salesman said that one customer was doing that by adding an 8080 or
something; it does have a 800 Khz parallel input port with whch I
assume you can hook up your favorite controller.
   Serial I/O is limited to 9600 baud.  It's not clear why 19200
isn't supported, since he claims no pads are required even at the
800 Khz rate.  Anyway, the model he brought was fixed at 4800 because
the baud selector switch hadn't been wired up yet, and even then there
seemed to e some problem with its timing, since 4800 from the IO-11
didn't work very well; lots of garbage on the screen.  Perhaps the
clock got out of adjustment or smething (crystal, 0.5% error).
  So we were limited mostly to local-mode stuff.  Other things: It
has video invert and lowercase but both ma be options; not sure.
(by invert I mean single chars - but no blinking, etc).
  It has no CLEOF.  Cursor addressing is 4 bytes; all control functions
are strappable to any control character (except ^G,^M,^J fixed).  It
doesn't use escape sequence.  ie mos stuff directly in hardware.  although

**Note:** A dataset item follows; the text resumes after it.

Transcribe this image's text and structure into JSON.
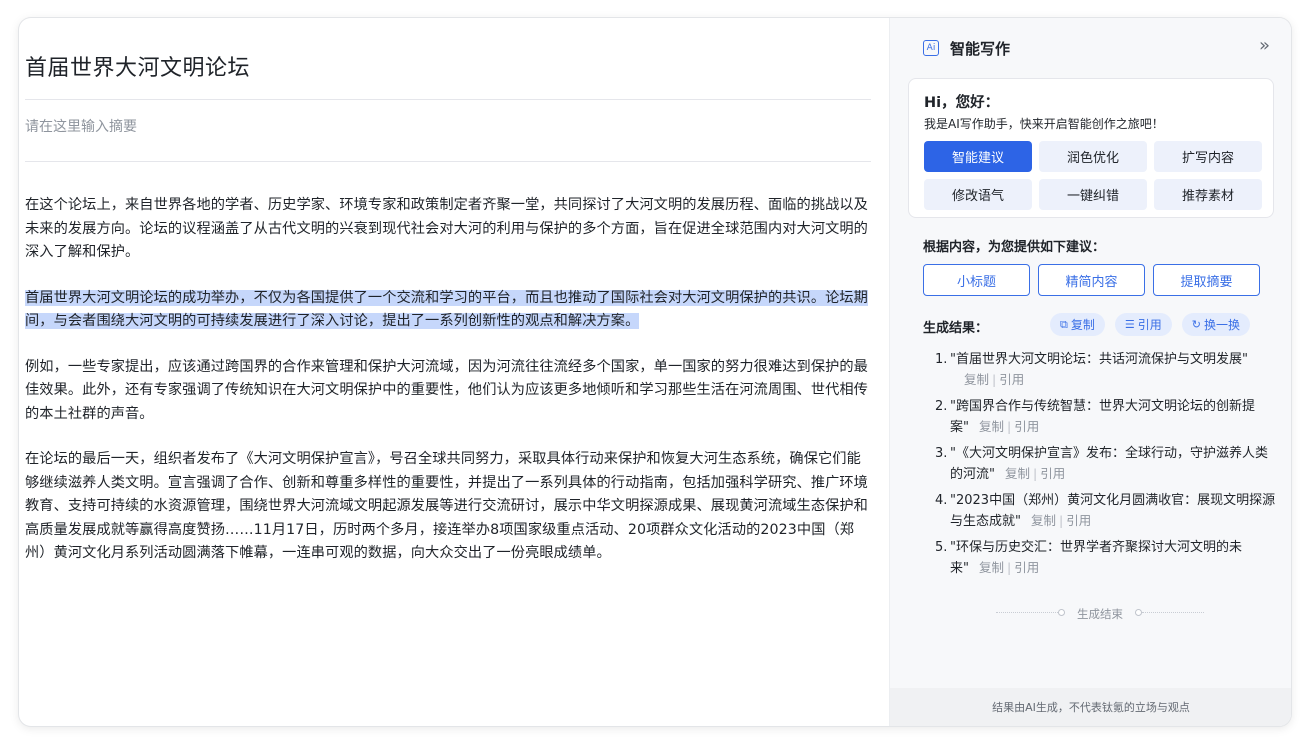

it has M6800 processor, I guess it doesn't do much.  If you woner about
the 4-byte addressing, well it has set-X and set-Y functions which take next
byte as value.  Other functions set video normal/inverse, cursor
left and right, up and down (scroll both ays), home, clear, cleol, total-reset.
It has provision for "pages" with functions to jump to page 0, show
next page, previous page.  Needs 4K memory per page, up to 16K.
  The keybaord is pretty good.  N-key rollover, good feel, auto-repeat,
lots of blank keys for progammed use.  It is possible to get a metizer
set up for the 8th bit; it seemed as if using CTRL and SHIFT together
might be a pssible way of doing it, although I'm not sure I and salesman
understood the other perfectly.
   The display is bit mapped and graphics hardware is supposed to be
available, 2-plane so no interference with characters.  These by the way are
5x7 which is how they fit 48 lines in, as oppoed to 7x9 etc; the monitor is
conventional.  Graphics will ave hardware vectors, 256x256 resolution.
  There are altogether too many jumpered options which would be nicer
to have as switches such as oe finds on the ADM-3A.  eg parity handling.
But I suppose once you put your soldering iron away there won't be much
need to change.
   Costs: 1195/kit to individual.  they may not sell kits in future though.
in groups of 5, $995 fully assembled and $895 kit.  Over 25, he didn't
know; something lower.  No educational institution discounts.  2 boards,
one for main stuff and the other is part of the kbd.

   Not really impressive I would say; 48 lines and decent keyboard
are about the only things it has going for it over other terminals.
Now if it had line ins/del I would perk up.